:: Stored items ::

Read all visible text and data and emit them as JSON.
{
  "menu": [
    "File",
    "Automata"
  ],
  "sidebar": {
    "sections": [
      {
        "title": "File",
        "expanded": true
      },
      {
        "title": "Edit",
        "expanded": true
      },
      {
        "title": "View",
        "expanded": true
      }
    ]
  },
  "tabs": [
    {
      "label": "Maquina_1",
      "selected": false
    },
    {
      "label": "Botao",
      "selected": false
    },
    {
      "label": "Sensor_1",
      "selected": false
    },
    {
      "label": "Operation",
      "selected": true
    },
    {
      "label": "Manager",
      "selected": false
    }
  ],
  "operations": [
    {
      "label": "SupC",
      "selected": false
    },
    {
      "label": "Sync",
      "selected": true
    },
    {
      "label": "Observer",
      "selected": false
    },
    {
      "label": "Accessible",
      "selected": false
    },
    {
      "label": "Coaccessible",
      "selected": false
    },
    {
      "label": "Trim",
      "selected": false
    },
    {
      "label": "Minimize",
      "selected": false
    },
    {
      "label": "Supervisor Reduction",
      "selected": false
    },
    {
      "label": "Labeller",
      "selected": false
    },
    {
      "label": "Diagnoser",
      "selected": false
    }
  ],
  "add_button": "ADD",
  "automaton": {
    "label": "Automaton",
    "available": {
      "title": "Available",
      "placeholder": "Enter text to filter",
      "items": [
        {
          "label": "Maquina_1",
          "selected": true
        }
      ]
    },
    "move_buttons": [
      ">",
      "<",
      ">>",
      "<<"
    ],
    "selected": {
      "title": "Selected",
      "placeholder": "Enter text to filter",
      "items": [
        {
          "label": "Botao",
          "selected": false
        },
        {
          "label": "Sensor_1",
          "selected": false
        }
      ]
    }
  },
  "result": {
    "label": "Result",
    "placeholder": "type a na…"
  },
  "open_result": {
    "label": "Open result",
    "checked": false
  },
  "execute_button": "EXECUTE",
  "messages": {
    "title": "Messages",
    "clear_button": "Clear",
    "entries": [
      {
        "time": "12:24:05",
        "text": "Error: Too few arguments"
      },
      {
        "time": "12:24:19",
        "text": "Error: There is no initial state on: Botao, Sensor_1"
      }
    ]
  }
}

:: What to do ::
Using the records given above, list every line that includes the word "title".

:: Your response ::
        "title": "File",
        "title": "Edit",
        "title": "View",
      "title": "Available",
      "title": "Selected",
    "title": "Messages",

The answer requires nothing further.